→ Entries supplied
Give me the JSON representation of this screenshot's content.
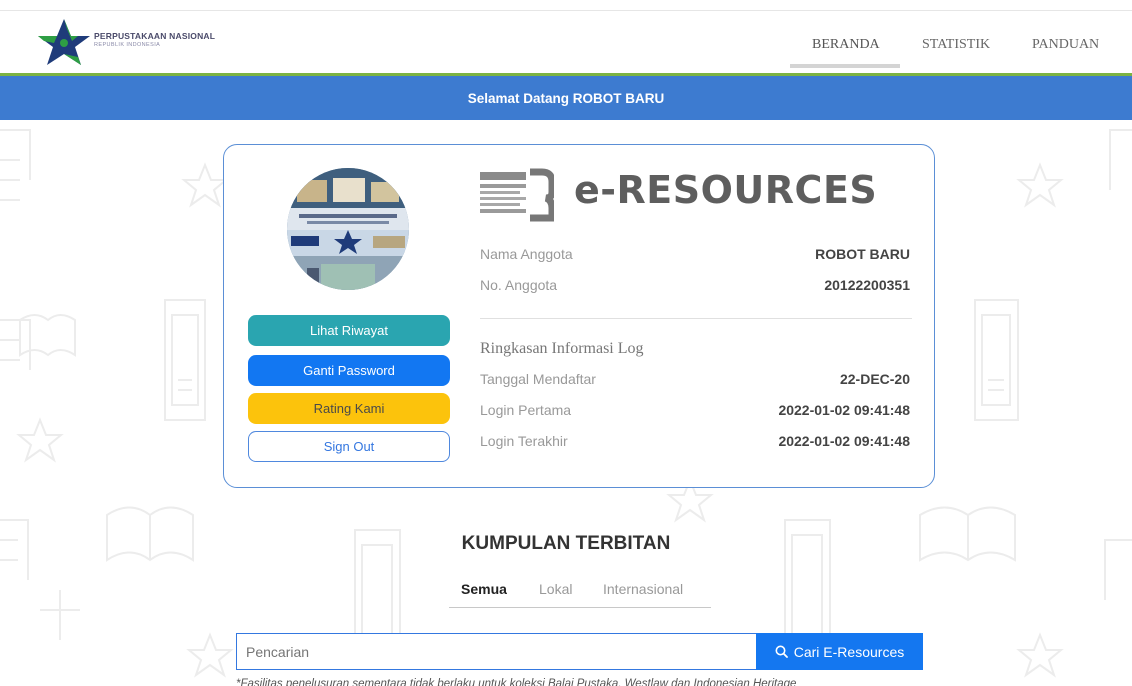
{
  "header": {
    "brand_name": "PERPUSTAKAAN NASIONAL",
    "brand_sub": "REPUBLIK INDONESIA",
    "nav": [
      {
        "label": "BERANDA",
        "active": true
      },
      {
        "label": "STATISTIK",
        "active": false
      },
      {
        "label": "PANDUAN",
        "active": false
      }
    ]
  },
  "welcome": "Selamat Datang ROBOT BARU",
  "profile": {
    "buttons": {
      "riwayat": "Lihat Riwayat",
      "password": "Ganti Password",
      "rating": "Rating Kami",
      "signout": "Sign Out"
    },
    "brand_title": "e-RESOURCES",
    "member": {
      "name_label": "Nama Anggota",
      "name_value": "ROBOT BARU",
      "number_label": "No. Anggota",
      "number_value": "20122200351"
    },
    "log": {
      "title": "Ringkasan Informasi Log",
      "rows": [
        {
          "label": "Tanggal Mendaftar",
          "value": "22-DEC-20"
        },
        {
          "label": "Login Pertama",
          "value": "2022-01-02 09:41:48"
        },
        {
          "label": "Login Terakhir",
          "value": "2022-01-02 09:41:48"
        }
      ]
    }
  },
  "collections": {
    "title": "KUMPULAN TERBITAN",
    "tabs": [
      {
        "label": "Semua",
        "active": true
      },
      {
        "label": "Lokal",
        "active": false
      },
      {
        "label": "Internasional",
        "active": false
      }
    ],
    "search": {
      "placeholder": "Pencarian",
      "button_label": "Cari E-Resources"
    },
    "footnote": "*Fasilitas penelusuran sementara tidak berlaku untuk koleksi Balai Pustaka, Westlaw dan Indonesian Heritage"
  },
  "colors": {
    "primary_blue": "#3d7bd0",
    "accent_green": "#7cb342",
    "teal": "#2aa5b0",
    "blue": "#1277f2",
    "yellow": "#fcc30c"
  }
}
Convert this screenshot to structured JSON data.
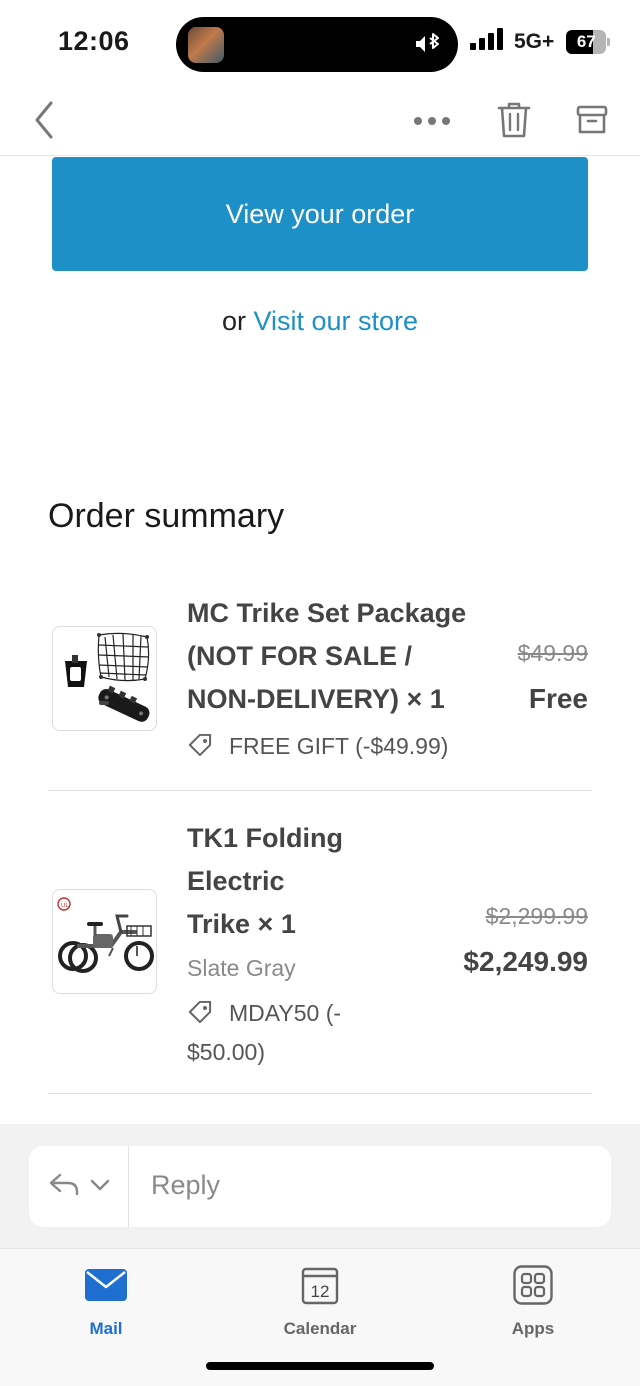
{
  "status": {
    "time": "12:06",
    "network": "5G+",
    "battery": "67",
    "battery_level": 0.67
  },
  "nav": {
    "icons": [
      "chevron-left-icon",
      "more-icon",
      "trash-icon",
      "archive-icon"
    ]
  },
  "email": {
    "view_order_label": "View your order",
    "or_text": "or",
    "visit_store_label": "Visit our store",
    "summary_title": "Order summary",
    "accent_color": "#1e90c8",
    "items": [
      {
        "name_lines": [
          "MC Trike Set Package",
          "(NOT FOR SALE /",
          "NON-DELIVERY) × 1"
        ],
        "variant": "",
        "discount_lines": [
          "FREE GIFT (-$49.99)"
        ],
        "price_old": "$49.99",
        "price_new": "Free"
      },
      {
        "name_lines": [
          "TK1 Folding",
          "Electric",
          "Trike × 1"
        ],
        "variant": "Slate Gray",
        "discount_lines": [
          "MDAY50 (-",
          "$50.00)"
        ],
        "price_old": "$2,299.99",
        "price_new": "$2,249.99"
      }
    ]
  },
  "reply": {
    "label": "Reply"
  },
  "tabs": [
    {
      "label": "Mail",
      "icon": "mail-icon",
      "active": true
    },
    {
      "label": "Calendar",
      "icon": "calendar-icon",
      "day": "12",
      "active": false
    },
    {
      "label": "Apps",
      "icon": "apps-icon",
      "active": false
    }
  ],
  "colors": {
    "active_tab": "#1e6fd0",
    "button": "#1e90c8"
  }
}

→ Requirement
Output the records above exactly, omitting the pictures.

→ Answer space
Give me the JSON representation of this screenshot's content.
{
  "header": {
    "brand_name": "PERPUSTAKAAN NASIONAL",
    "brand_sub": "REPUBLIK INDONESIA",
    "nav": [
      {
        "label": "BERANDA",
        "active": true
      },
      {
        "label": "STATISTIK",
        "active": false
      },
      {
        "label": "PANDUAN",
        "active": false
      }
    ]
  },
  "welcome": "Selamat Datang ROBOT BARU",
  "profile": {
    "buttons": {
      "riwayat": "Lihat Riwayat",
      "password": "Ganti Password",
      "rating": "Rating Kami",
      "signout": "Sign Out"
    },
    "brand_title": "e-RESOURCES",
    "member": {
      "name_label": "Nama Anggota",
      "name_value": "ROBOT BARU",
      "number_label": "No. Anggota",
      "number_value": "20122200351"
    },
    "log": {
      "title": "Ringkasan Informasi Log",
      "rows": [
        {
          "label": "Tanggal Mendaftar",
          "value": "22-DEC-20"
        },
        {
          "label": "Login Pertama",
          "value": "2022-01-02 09:41:48"
        },
        {
          "label": "Login Terakhir",
          "value": "2022-01-02 09:41:48"
        }
      ]
    }
  },
  "collections": {
    "title": "KUMPULAN TERBITAN",
    "tabs": [
      {
        "label": "Semua",
        "active": true
      },
      {
        "label": "Lokal",
        "active": false
      },
      {
        "label": "Internasional",
        "active": false
      }
    ],
    "search": {
      "placeholder": "Pencarian",
      "button_label": "Cari E-Resources"
    },
    "footnote": "*Fasilitas penelusuran sementara tidak berlaku untuk koleksi Balai Pustaka, Westlaw dan Indonesian Heritage"
  },
  "colors": {
    "primary_blue": "#3d7bd0",
    "accent_green": "#7cb342",
    "teal": "#2aa5b0",
    "blue": "#1277f2",
    "yellow": "#fcc30c"
  }
}
Convert this screenshot to structured JSON data.
{
  "status": {
    "time": "12:06",
    "network": "5G+",
    "battery": "67",
    "battery_level": 0.67
  },
  "nav": {
    "icons": [
      "chevron-left-icon",
      "more-icon",
      "trash-icon",
      "archive-icon"
    ]
  },
  "email": {
    "view_order_label": "View your order",
    "or_text": "or",
    "visit_store_label": "Visit our store",
    "summary_title": "Order summary",
    "accent_color": "#1e90c8",
    "items": [
      {
        "name_lines": [
          "MC Trike Set Package",
          "(NOT FOR SALE /",
          "NON-DELIVERY) × 1"
        ],
        "variant": "",
        "discount_lines": [
          "FREE GIFT (-$49.99)"
        ],
        "price_old": "$49.99",
        "price_new": "Free"
      },
      {
        "name_lines": [
          "TK1 Folding",
          "Electric",
          "Trike × 1"
        ],
        "variant": "Slate Gray",
        "discount_lines": [
          "MDAY50 (-",
          "$50.00)"
        ],
        "price_old": "$2,299.99",
        "price_new": "$2,249.99"
      }
    ]
  },
  "reply": {
    "label": "Reply"
  },
  "tabs": [
    {
      "label": "Mail",
      "icon": "mail-icon",
      "active": true
    },
    {
      "label": "Calendar",
      "icon": "calendar-icon",
      "day": "12",
      "active": false
    },
    {
      "label": "Apps",
      "icon": "apps-icon",
      "active": false
    }
  ],
  "colors": {
    "active_tab": "#1e6fd0",
    "button": "#1e90c8"
  }
}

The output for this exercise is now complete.